Woodhouse Eaves Methodist Church

Woodhouse Eaves Methodist Church (Leicestershire) 

I was always intrigued as to why Reginald had laid a memorial stone in the lovely village of Woodhouse Eaves on the outskirts of Loughborough. I set out one late evening to hopefully finds the stone and some more information. I arrived at the Church and checked out the stones. Reginald's stone wasn't the only one of interest. Mrs Broadbent, Reginald's sister had also laid one in memory of her late husband. I now had a date from the stone to work on, I managed to find a newspaper report from the Nottingham Evening News of 1887.

 Stone Laying Ceremony at Woodhouse Eaves

On Wednesday July 6th 1887, A large gathering appeared outside the plot of land to see the memorial stones laid for the New Wesleyan Methodist Chapel. The old chapel which was built in 1799 will sit behind the new impressive home for the local Methodists.

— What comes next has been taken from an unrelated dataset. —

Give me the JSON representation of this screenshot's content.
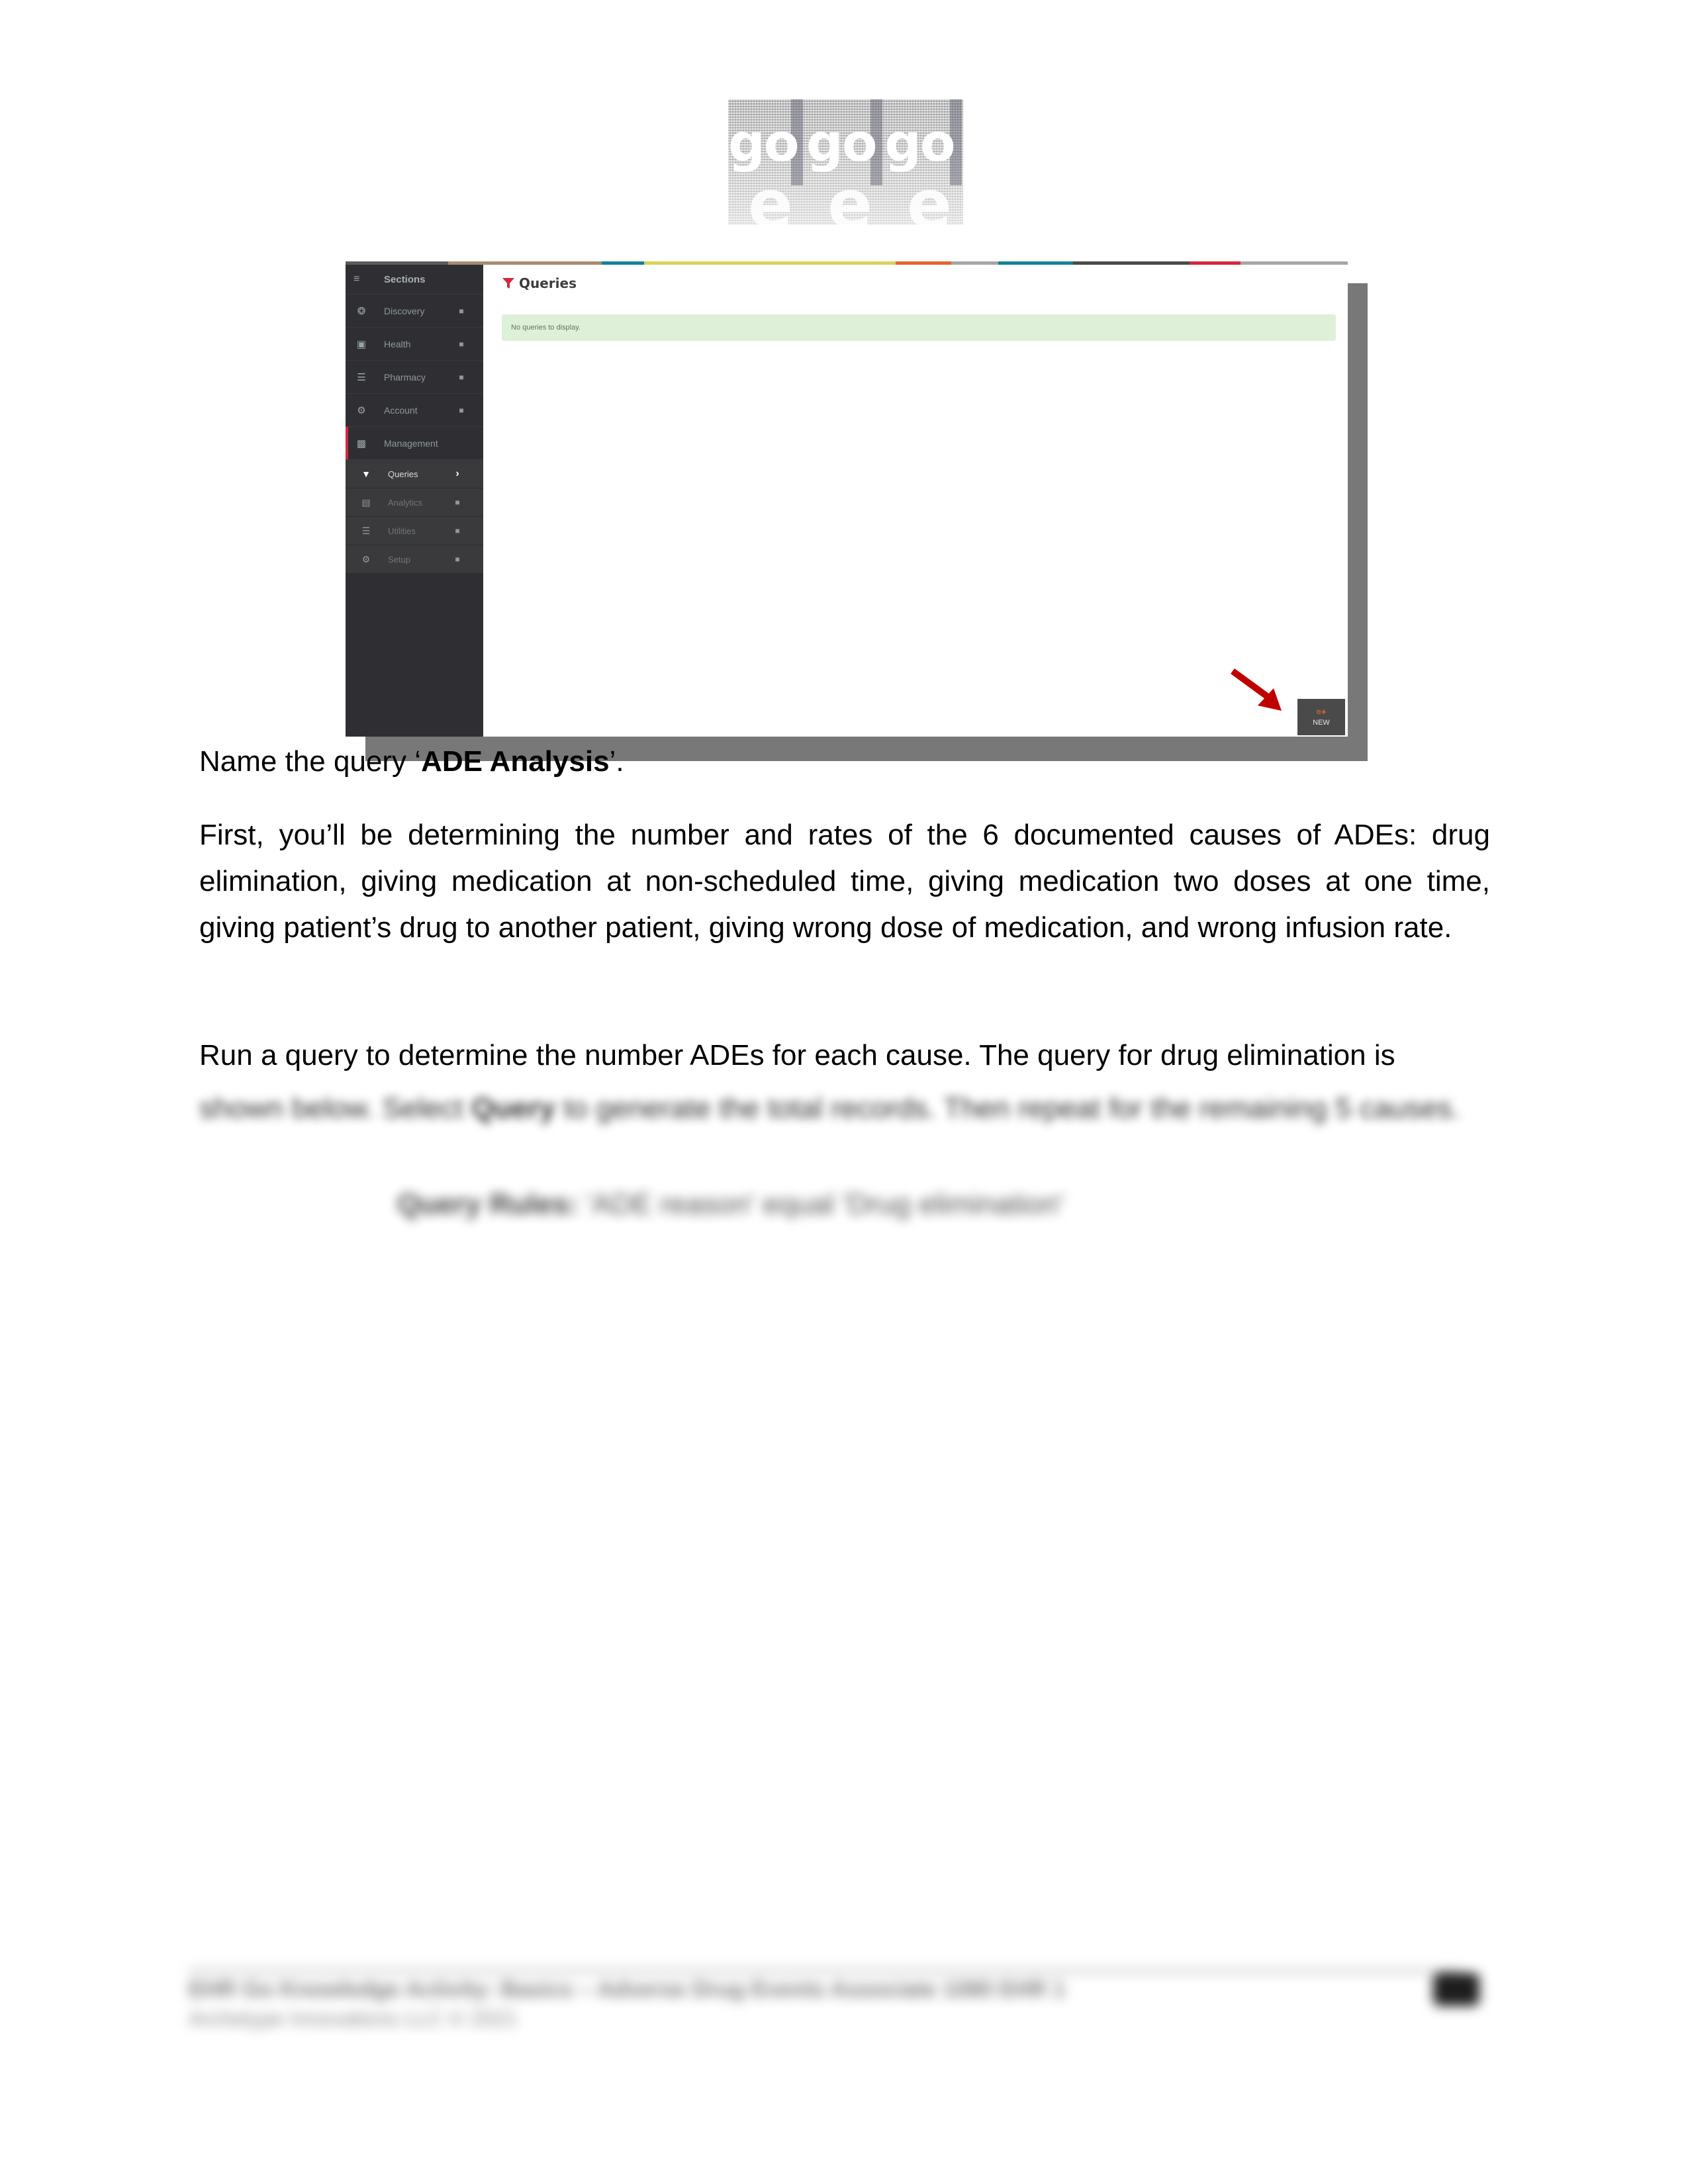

The new Chapel was estimated to cost upwards of £600 and with close to £112 collected from the stone laying today they were well on their way to the target. The first stone cost £35 and was placed by Mr Stanley Broadbent, on behalf of his mother Mrs B Broadbent of West Hill House Leicester, in memory of her late husband. Below in a bottle they placed some London daily papers and Loughborough local papers, the Wesleyan Methodist papers, a list of Loughborough Circuit ministers since 1803, a circuit plan, and a list with all the trustees of the Chapel which included Mr Broadbent, along with a Jubilee coin. The second stone cost £10 and was laid by Miss Chester, the third £6 6s by Rev C Williams on behalf of the Sabbath scholars (girls), the forth cost £5 5s by Rev S Starkie on behalf of the boys this time. The fifth was laid by Reginald Stanley and cost him £15 15s (£1800 today's money) and finally the last stone was by Mr A C Foulds of Loughborough (formally a chemist of Nuneaton), at a cost of £10 5s. An adjournment was made to a neighbouring orchard and a large number afterwards sat down to tea in the village institute where Rev Starkie and Rev Williams addressed the diners and each of the stone-layers were presented with a well bound hymn book by the trustees.